British Columbia offers two turkey hunting seasons in region four and eight (check the hunting regulations which wildlife management units are open). The spring hunting season opens April 15th to May 15th and the fall season is open from October 1st to 15th. In the spring hunters can harvest one bearded wild turkey and in the fall one male or female bird.

Turkey populations in BC are constantly fluctuating. Areas that may have had great turkey numbers a year or two ago may be void of any turkeys this year. This is because, unlike other Canadian provinces and American states, British Columbia does not require a special turkey hunting license or even a tag system. As the wild turkey is considered an invasive species the government has no plans on implementing conservation procedures so all that is required is a valid hunting license and you’re good to go.

Having said that there are a few places that consistently hold good turkey populations and attract a growing number of turkey hunters. In the Okanagan (Region 8) good places to explore are Rock Creek on Hwy 33 north to Beaverdell and along the scenic Christian Valley Hwy north through the Kettle River Valley. The land around Oliver, on Hwy 3A, is the home of large wild turkey flocks and so is the area between and around Grand Forks and Christina Lake. The Kootenays (Region 8) provides good turkey hunting opportunities in the Creston Valley and out to the Nelson, Cranbrook and Jaffray areas. The reasons why turkeys thrive in these areas are the availability of rich fertile farms, orchards and river bottoms that provide the birds with plentiful nutritious food sources all year around. The hunter who manages to gain access to private land clearly has the odds in his favour of bagging a turkey. Unfortunately, gaining access to private land is not an easy endeavour. However, this is no reason to despair. While turkeys may spend a lot of time on private land, more so as the hunting season progresses, they tend to roost on public land. The savvy hunter finds the spots where the turkeys cross from public onto private property and set up near these crossing points.

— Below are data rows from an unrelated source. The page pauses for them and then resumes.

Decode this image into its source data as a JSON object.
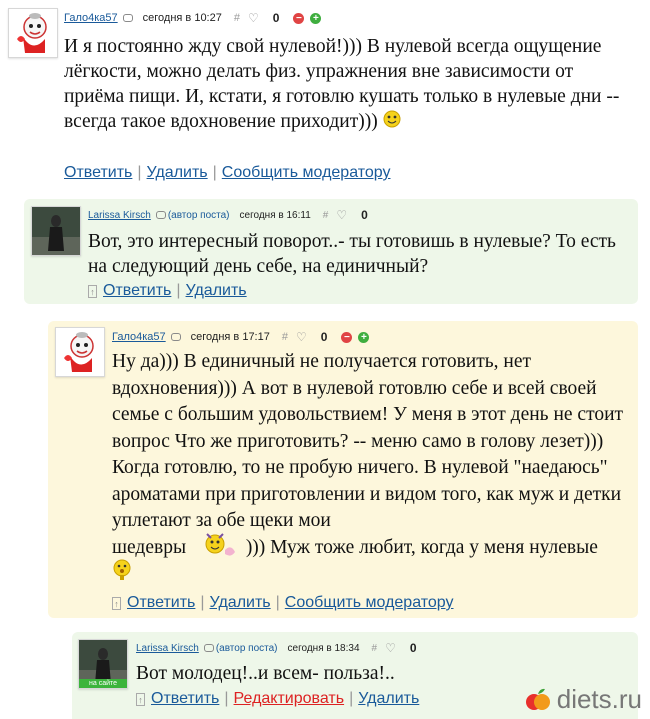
{
  "comments": [
    {
      "author": "Гало4ка57",
      "author_tag": "",
      "time": "сегодня в 10:27",
      "score": "0",
      "text": "И я постоянно жду свой нулевой!))) В нулевой всегда ощущение лёгкости, можно делать физ. упражнения вне зависимости от приёма пищи. И, кстати, я готовлю кушать только в нулевые дни -- всегда такое вдохновение приходит)))",
      "actions": [
        "Ответить",
        "Удалить",
        "Сообщить модератору"
      ]
    },
    {
      "author": "Larissa Kirsch",
      "author_tag": "(автор поста)",
      "time": "сегодня в 16:11",
      "score": "0",
      "text": "Вот, это интересный поворот..- ты готовишь в нулевые? То есть на следующий день себе, на единичный?",
      "actions": [
        "Ответить",
        "Удалить"
      ]
    },
    {
      "author": "Гало4ка57",
      "author_tag": "",
      "time": "сегодня в 17:17",
      "score": "0",
      "text": "Ну да))) В единичный не получается готовить, нет вдохновения))) А вот в нулевой готовлю себе и всей своей семье с большим удовольствием! У меня в этот день не стоит вопрос Что же приготовить? -- меню само в голову лезет))) Когда готовлю, то не пробую ничего. В нулевой \"наедаюсь\" ароматами при приготовлении и видом того, как муж и детки уплетают за обе щеки мои",
      "text_tail_a": "шедевры",
      "text_tail_b": "))) Муж тоже любит, когда у меня нулевые",
      "actions": [
        "Ответить",
        "Удалить",
        "Сообщить модератору"
      ]
    },
    {
      "author": "Larissa Kirsch",
      "author_tag": "(автор поста)",
      "time": "сегодня в 18:34",
      "score": "0",
      "online": "на сайте",
      "text": "Вот молодец!..и всем- польза!..",
      "actions": [
        "Ответить",
        "Редактировать",
        "Удалить"
      ]
    }
  ],
  "icons": {
    "hash": "#",
    "heart": "♡",
    "minus": "−",
    "plus": "+",
    "reply_up": "↑"
  },
  "watermark": "diets.ru",
  "colors": {
    "link": "#1a5a9a",
    "bg_green": "#eef7e9",
    "bg_yellow": "#fdf7dc",
    "edit_red": "#dd2222"
  }
}
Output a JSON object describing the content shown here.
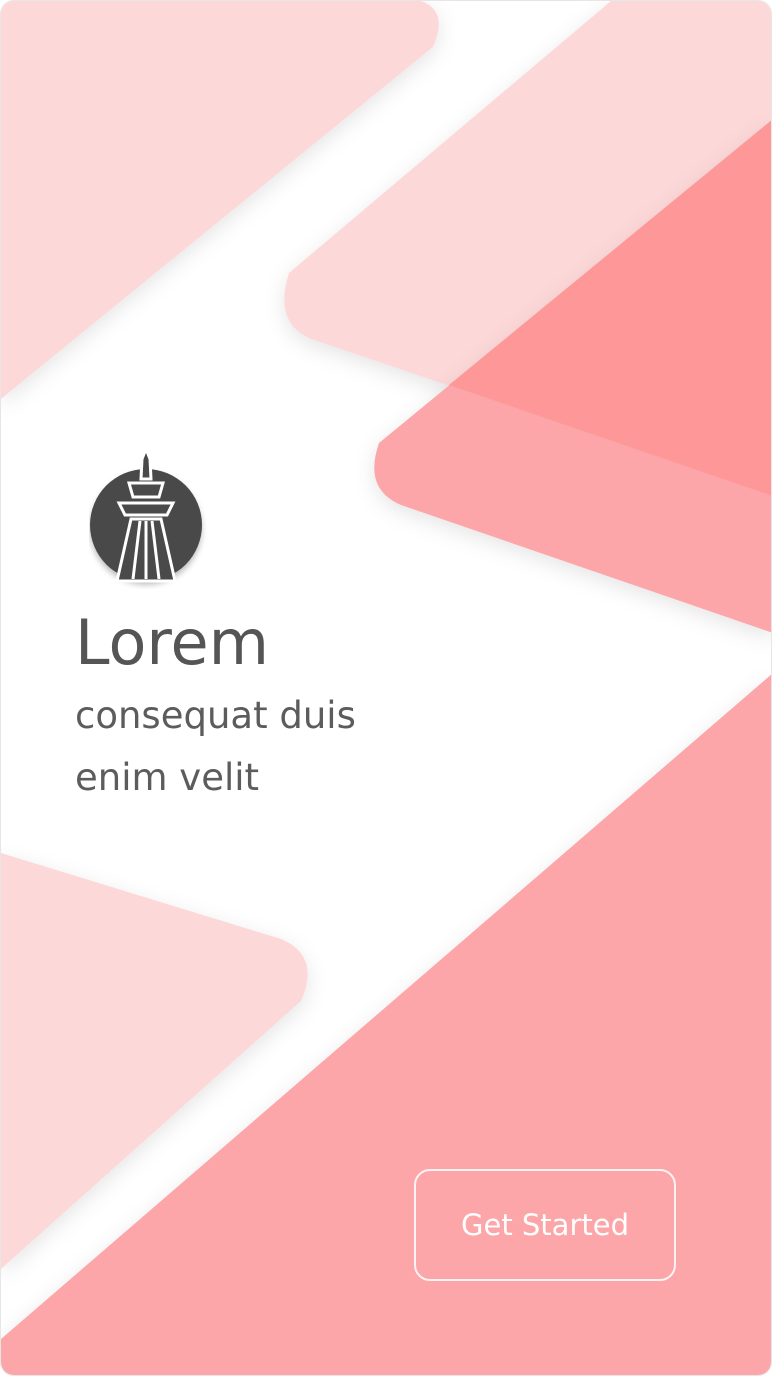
{
  "welcome": {
    "title": "Lorem",
    "subtitle": "consequat duis enim velit",
    "logo_icon": "tower-icon",
    "cta_label": "Get Started"
  },
  "colors": {
    "background": "#ffffff",
    "shape_light": "#fdd8d8",
    "shape_mid": "#fca6a9",
    "shape_dark": "#fe9797",
    "text": "#555555",
    "logo": "#4a4a4a",
    "button_text": "#ffffff"
  }
}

Best times to hunt are right on opening day of the season as turkeys quickly grow weary of the hunting pressure. As the season progresses plan on hunting during the week, instead of weekends, as the hunting pressure lessens a bit. Since turkeys can be hunted from first to last light in British Columbia, afternoon and evening hunts ease the hunting pressure and with that increase the chances of connecting with a bird. All the described areas mentioned provide many opportunities for camping and staying overnight at the many private and provincial park campsites.

For out of province hunters and novice turkey hunters wanting to gain more experience Kettle River Outfitters and Rocky Mountain High Outfitters offer a three day guided turkey hunting service at affordable fees.

No comments:

Related Posts Plugin for WordPress, Blogger...